What is being asked
Every entry here needs to be repeated exactly.

START The data

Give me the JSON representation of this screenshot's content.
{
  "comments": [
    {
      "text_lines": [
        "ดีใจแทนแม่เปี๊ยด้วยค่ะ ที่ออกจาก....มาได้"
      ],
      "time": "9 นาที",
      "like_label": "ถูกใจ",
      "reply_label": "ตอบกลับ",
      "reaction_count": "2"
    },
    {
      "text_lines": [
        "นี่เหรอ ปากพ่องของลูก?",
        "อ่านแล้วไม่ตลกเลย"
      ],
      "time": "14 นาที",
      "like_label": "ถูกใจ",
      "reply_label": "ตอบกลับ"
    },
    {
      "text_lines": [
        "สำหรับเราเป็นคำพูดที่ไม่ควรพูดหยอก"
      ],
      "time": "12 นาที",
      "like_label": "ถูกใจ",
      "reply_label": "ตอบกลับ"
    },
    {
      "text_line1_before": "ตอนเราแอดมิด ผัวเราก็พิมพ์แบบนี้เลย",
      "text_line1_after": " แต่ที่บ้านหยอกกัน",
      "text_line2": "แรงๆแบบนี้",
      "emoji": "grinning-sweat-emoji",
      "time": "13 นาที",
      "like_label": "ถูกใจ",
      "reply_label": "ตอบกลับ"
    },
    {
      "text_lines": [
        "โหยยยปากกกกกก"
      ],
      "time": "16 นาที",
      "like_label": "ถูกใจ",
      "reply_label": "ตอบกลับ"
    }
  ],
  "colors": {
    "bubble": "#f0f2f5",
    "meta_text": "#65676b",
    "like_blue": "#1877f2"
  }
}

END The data

Solution
Give me the JSON representation of this screenshot's content.
{
  "comments": [
    {
      "text_lines": [
        "ดีใจแทนแม่เปี๊ยด้วยค่ะ ที่ออกจาก....มาได้"
      ],
      "time": "9 นาที",
      "like_label": "ถูกใจ",
      "reply_label": "ตอบกลับ",
      "reaction_count": "2"
    },
    {
      "text_lines": [
        "นี่เหรอ ปากพ่องของลูก?",
        "อ่านแล้วไม่ตลกเลย"
      ],
      "time": "14 นาที",
      "like_label": "ถูกใจ",
      "reply_label": "ตอบกลับ"
    },
    {
      "text_lines": [
        "สำหรับเราเป็นคำพูดที่ไม่ควรพูดหยอก"
      ],
      "time": "12 นาที",
      "like_label": "ถูกใจ",
      "reply_label": "ตอบกลับ"
    },
    {
      "text_line1_before": "ตอนเราแอดมิด ผัวเราก็พิมพ์แบบนี้เลย",
      "text_line1_after": " แต่ที่บ้านหยอกกัน",
      "text_line2": "แรงๆแบบนี้",
      "emoji": "grinning-sweat-emoji",
      "time": "13 นาที",
      "like_label": "ถูกใจ",
      "reply_label": "ตอบกลับ"
    },
    {
      "text_lines": [
        "โหยยยปากกกกกก"
      ],
      "time": "16 นาที",
      "like_label": "ถูกใจ",
      "reply_label": "ตอบกลับ"
    }
  ],
  "colors": {
    "bubble": "#f0f2f5",
    "meta_text": "#65676b",
    "like_blue": "#1877f2"
  }
}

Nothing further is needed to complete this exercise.